”I see the truth,” yelps Allison DuBois on NBC’s new midseason drama Medium. ”It’s like a frickin’ television show!” And a pretty stylish one at that. Based on real-life clairvoyant Allison DuBois, Medium‘s psychic dreams of the future and speaks with the dead who crowd her days, à la The Sixth Sense. DuBois is played by Patricia Arquette, who, with her predawn voice and pale, jigsaw beauty, has attracted otherworldly roles in the past, from Stigmata to Nightmare on Elm Street 3. Should Medium‘s initial ratings hold, she’ll join Crossing Jordan‘s Jill Hennessy and Cold Case‘s Kathryn Morris as the leads of quietly booming, female-driven detective series.
A flustered, oft-gloomy mother of three, Allison is energized when she begins using her powers to help catch killers for the Phoenix district attorney (the always great Miguel Sandoval, who costarred with Arquette in 2002’s Human Nature). Why TV’s psychics always see abducted children and knife-wielding killers rather than birthday parties and folks going grocery shopping is a question that remains…a mystery.
Elegantly filmed, Medium is quite eerie when it stays within the chilly purview of its star. When she’s murmuring to a child molester that she can see the man who molested him…and the man who molested him…in a line of abuse dating back past the 1950s, Arquette’s innate hush is an asset. But when she’s called on to let loose in fury at her failure to predict a hurricane that washed away evidence, well, Arquette doesn’t really do fury — the whole, crucial scene feels like a good-night kiss that lands on an ear.

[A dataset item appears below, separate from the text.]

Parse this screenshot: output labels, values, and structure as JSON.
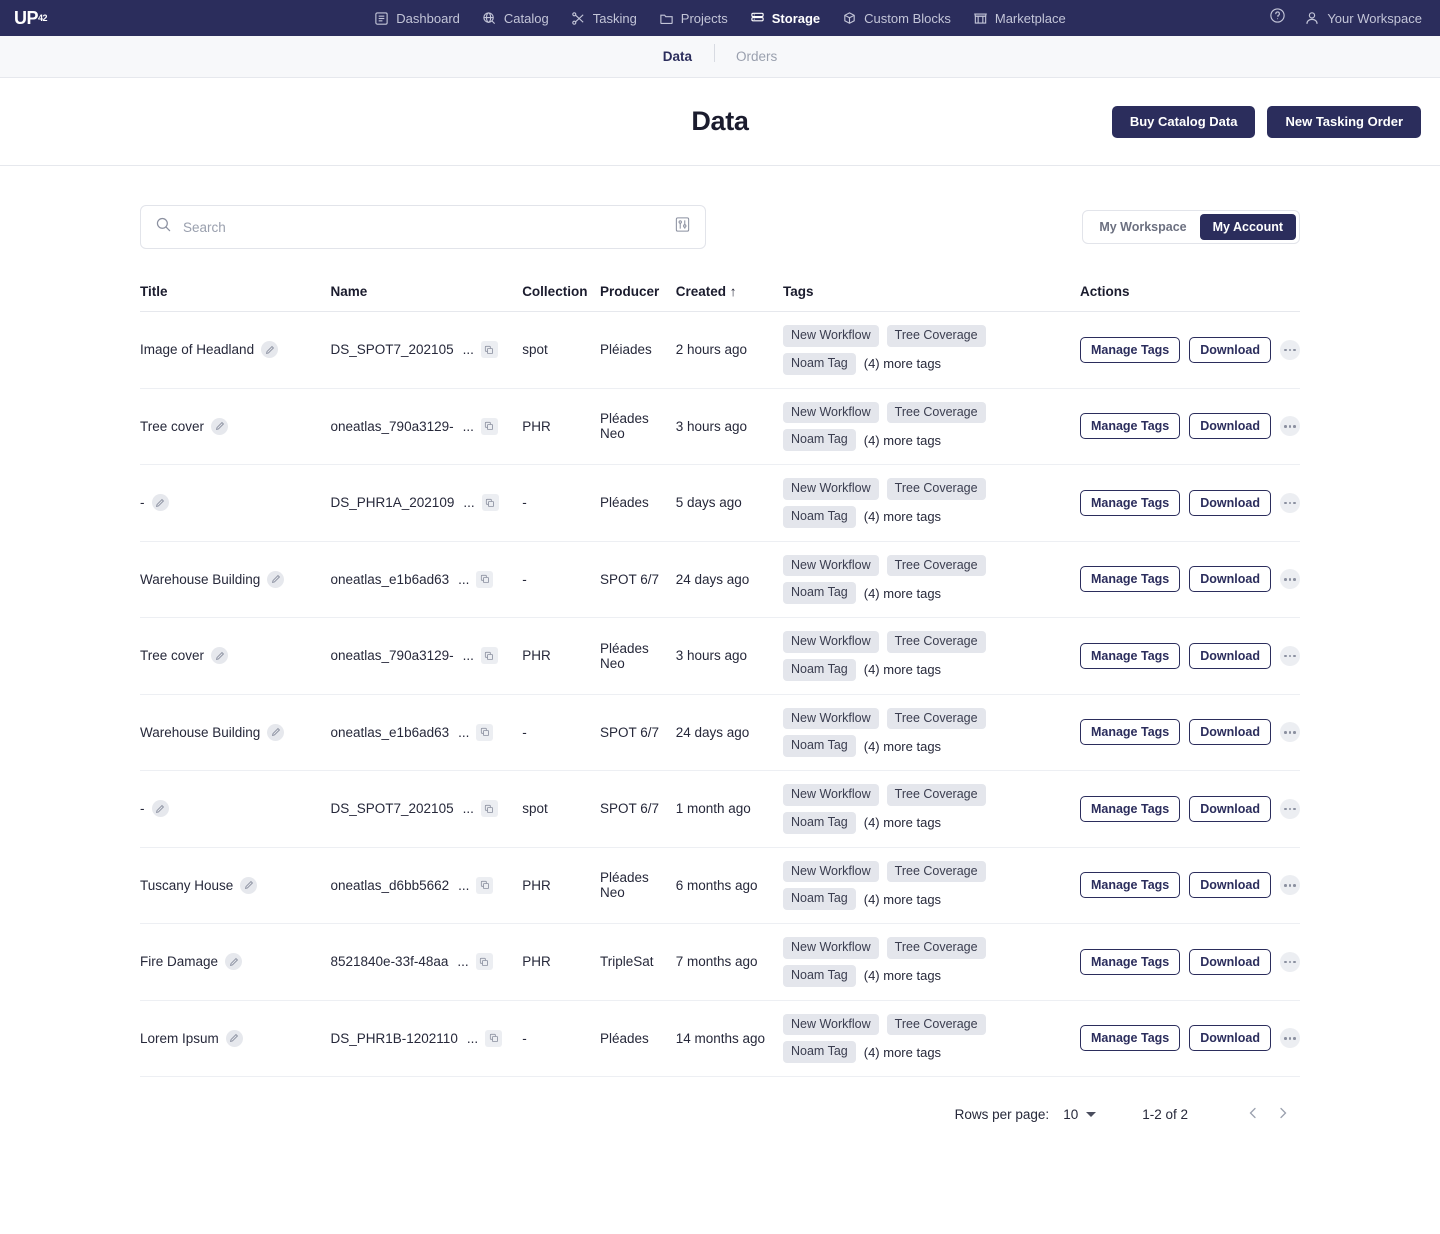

What Arquette does do handily is banter with costar Jake Weber, who makes up for his Mind of the Married Man wrongdoing as Allison’s playfully doting husband. Not only is he a rock, he’s a rocket scientist, and he sends out necessary test balloons of doubt whenever Allison feels too unimpeachable about her powers. There’s a soothing flow between husband and wife, a tug of mundanity and humor and sex that makes the show feel weighted and lived-in, despite its intimate dealings with the unliving.